The Institute for Policy Studies today joined labor, consumer, social investment, and other groups in applauding a long overdue vote by the Securities and Exchange Commission to implement a new CEO-worker pay ratio disclosure rule.
“We finally have an official yardstick for measuring CEO greed,” said Institute for Policy Studies analyst Sarah Anderson. “This is a huge victory for ordinary Americans who are fed up with a CEO pay system that rewards the guy in the corner office hundreds of times more than others who add value to their companies.”
“The new SEC rule could pave the way for further reforms that go beyond disclosure,” said IPS veteran compensation analyst Sam Pizzigati. “At the state level,lawmakers are already moving to subject corporations with wide CEO-worker pay gaps to a higher corporate income tax rate – or give corporations with more moderate pay divides a better shot at gaining government contracts.”
“This new ratio information,” Pizzigati adds, “will make it easier to ensure that our tax dollars do not enrich corporations that are widening our economic divide.”
Pizzigati and Anderson have been calling for CEO-worker pay disclosure for many years, including in this 2008 article in The Nation.
The 3-2 SEC vote came just over five years after the 2010 Dodd-Frank Act mandated — in section 953(b) — that America’s publicly traded corporations annually report the ratio between their chief executive and median worker compensation.
Corporate lobby groups and Republicans have fought aggressively to repeal or water down this section of Dodd-Frank. In congressional testimony last week, former Texas Senator Phil Gramm attacked it as nothing but “political demagoguery.”
The U.S. Chamber of Commerce has charged that the disclosure rule would result in “fundamentally flawed and misleading statistics” and claimed large companies would each need to spend an average of 1,825 hours, at a cost of $311,800, to produce the ratio. They and other corporate lobby groups argued the SEC should allow firms to exclude all foreign and part-time workers.
In her opening remarks today, SEC Chair Mary Jo White noted that the SEC has received more than 287,400 public comment letters on the proposed CEO-worker pay ratio rule. An overwhelming majority of these were supportive. Members of Congress also pushed the SEC to finalize the rule. Rep. Keith Ellison (D-Minnesota) delivered a letter signed by 47 House members to the SEC Chair on July 27, urging swift action. In June, Senator Elizabeth Warren (D-Mass.) sent her own scathing letter, complaining of continued SEC delays on this and other Dodd-Frank rules. The AFL-CIO upped the pressure by submitting a Freedom of Information Act request for relevant SEC records.

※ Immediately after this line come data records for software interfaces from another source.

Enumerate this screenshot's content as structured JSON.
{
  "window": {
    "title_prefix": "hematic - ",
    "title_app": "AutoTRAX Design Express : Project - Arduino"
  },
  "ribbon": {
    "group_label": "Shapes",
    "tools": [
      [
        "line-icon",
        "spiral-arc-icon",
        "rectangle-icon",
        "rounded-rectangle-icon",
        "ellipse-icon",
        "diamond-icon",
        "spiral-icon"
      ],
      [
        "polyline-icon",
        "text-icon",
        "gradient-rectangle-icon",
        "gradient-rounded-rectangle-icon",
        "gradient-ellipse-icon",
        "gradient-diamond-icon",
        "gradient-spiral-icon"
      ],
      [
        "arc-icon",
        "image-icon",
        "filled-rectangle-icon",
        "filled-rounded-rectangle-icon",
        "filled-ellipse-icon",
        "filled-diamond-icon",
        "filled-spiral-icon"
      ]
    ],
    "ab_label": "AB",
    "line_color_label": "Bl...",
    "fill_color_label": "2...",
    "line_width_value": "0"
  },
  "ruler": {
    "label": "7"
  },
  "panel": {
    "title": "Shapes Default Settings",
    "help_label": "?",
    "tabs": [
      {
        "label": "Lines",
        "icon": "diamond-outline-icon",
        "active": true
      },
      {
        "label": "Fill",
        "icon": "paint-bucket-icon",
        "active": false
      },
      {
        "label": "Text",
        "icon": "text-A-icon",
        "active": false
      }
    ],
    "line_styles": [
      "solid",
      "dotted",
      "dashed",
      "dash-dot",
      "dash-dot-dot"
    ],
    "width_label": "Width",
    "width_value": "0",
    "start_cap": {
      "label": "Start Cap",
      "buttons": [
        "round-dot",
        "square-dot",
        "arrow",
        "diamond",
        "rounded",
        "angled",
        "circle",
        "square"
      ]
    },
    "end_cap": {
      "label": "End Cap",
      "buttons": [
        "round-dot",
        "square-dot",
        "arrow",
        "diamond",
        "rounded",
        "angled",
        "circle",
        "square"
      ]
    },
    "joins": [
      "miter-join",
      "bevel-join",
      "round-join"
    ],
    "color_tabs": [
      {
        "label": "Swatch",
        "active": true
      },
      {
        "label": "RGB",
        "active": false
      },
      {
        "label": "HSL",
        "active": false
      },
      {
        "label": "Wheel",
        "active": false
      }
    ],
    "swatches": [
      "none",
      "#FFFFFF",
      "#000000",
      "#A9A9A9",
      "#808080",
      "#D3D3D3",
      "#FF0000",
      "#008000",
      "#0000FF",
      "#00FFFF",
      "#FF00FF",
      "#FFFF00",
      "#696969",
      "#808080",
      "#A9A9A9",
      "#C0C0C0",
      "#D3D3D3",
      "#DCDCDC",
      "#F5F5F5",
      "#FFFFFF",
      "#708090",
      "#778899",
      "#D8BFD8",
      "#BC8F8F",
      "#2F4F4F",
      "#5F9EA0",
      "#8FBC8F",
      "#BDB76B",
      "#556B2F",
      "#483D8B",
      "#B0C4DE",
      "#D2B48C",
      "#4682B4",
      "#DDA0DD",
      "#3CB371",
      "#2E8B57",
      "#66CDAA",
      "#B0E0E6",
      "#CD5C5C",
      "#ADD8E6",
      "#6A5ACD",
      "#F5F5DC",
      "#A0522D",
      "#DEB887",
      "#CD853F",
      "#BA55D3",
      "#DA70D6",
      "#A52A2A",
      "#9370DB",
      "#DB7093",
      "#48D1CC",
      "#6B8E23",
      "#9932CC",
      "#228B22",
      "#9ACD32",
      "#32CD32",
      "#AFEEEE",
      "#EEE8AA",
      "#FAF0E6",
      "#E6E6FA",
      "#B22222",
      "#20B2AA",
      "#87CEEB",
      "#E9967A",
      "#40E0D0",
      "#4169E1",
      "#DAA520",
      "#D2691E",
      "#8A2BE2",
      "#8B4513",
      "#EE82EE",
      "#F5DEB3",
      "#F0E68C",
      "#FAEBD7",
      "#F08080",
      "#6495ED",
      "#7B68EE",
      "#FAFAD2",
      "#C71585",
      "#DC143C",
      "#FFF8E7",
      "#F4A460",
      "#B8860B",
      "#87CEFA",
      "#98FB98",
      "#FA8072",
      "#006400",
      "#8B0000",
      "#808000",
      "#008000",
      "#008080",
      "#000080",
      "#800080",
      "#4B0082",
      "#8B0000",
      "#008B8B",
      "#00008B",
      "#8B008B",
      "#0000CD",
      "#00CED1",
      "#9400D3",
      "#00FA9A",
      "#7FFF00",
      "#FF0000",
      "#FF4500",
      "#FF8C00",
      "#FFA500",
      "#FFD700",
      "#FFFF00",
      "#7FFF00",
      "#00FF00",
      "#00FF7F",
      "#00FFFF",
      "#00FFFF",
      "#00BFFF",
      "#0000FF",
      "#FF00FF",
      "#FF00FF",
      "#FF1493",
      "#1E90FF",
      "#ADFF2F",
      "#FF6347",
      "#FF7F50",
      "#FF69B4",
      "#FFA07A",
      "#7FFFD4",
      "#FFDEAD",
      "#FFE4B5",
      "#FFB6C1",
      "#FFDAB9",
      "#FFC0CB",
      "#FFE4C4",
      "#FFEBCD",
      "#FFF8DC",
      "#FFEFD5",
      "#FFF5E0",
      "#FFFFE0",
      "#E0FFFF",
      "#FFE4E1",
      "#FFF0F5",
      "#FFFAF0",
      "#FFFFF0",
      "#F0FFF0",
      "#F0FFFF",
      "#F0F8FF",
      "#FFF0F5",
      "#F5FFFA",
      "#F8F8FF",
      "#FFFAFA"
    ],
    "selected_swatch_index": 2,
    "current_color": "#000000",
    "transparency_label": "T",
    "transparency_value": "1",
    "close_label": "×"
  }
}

In the end, the SEC inserted minor loopholes, including allowing companies to exclude up to five percent of their overseas workers from the pay-ratio calculation, despite Section 953(b) of Dodd-Frank explicitly referencing “all employees.” The SEC also decided to allow companies to calculate the median employee only once every three years, instead of every year. Neither of these loopholes are likely to result in significant differences in the median. IPS pay analysts were disappointed to learn today that the rule will not go into effect until fiscal year 2017, and so the first pay ratio numbers will not appear until the 2018 proxy season.
IPS executive compensation experts available for comment:
- Sarah Anderson directs the Global Economy Project at the Institute for Policy Studies. She has co-authored 21 IPS annual reports on executive compensation and regularly contributes commentaries on this issue to Fortune.com, Huffington Post, CNBC.com, and other outlets. Contact: firstname.lastname@example.org, 202 787-5227 (office) or 202 299 4531 (cell).
- Sam Pizzigati, an IPS associate fellow, edits Too Much, an online weekly newsletter on excess and inequality. His most recent book: The Rich Don’t Always Win: The forgotten triumph over plutocracy that created the American middle class, 1900-1970 (Seven Stories Press). Contact: email@example.com or 301-728-4182 (cell).
The Institute for Policy Studies has conducted path-breaking research on executive compensation for more than 20 years. On September 2, 2015, the Institute will release the 22nd annual IPS Executive Excess report: “Money to Burn: How Our CEO Pay System is Accelerating Climate Change.”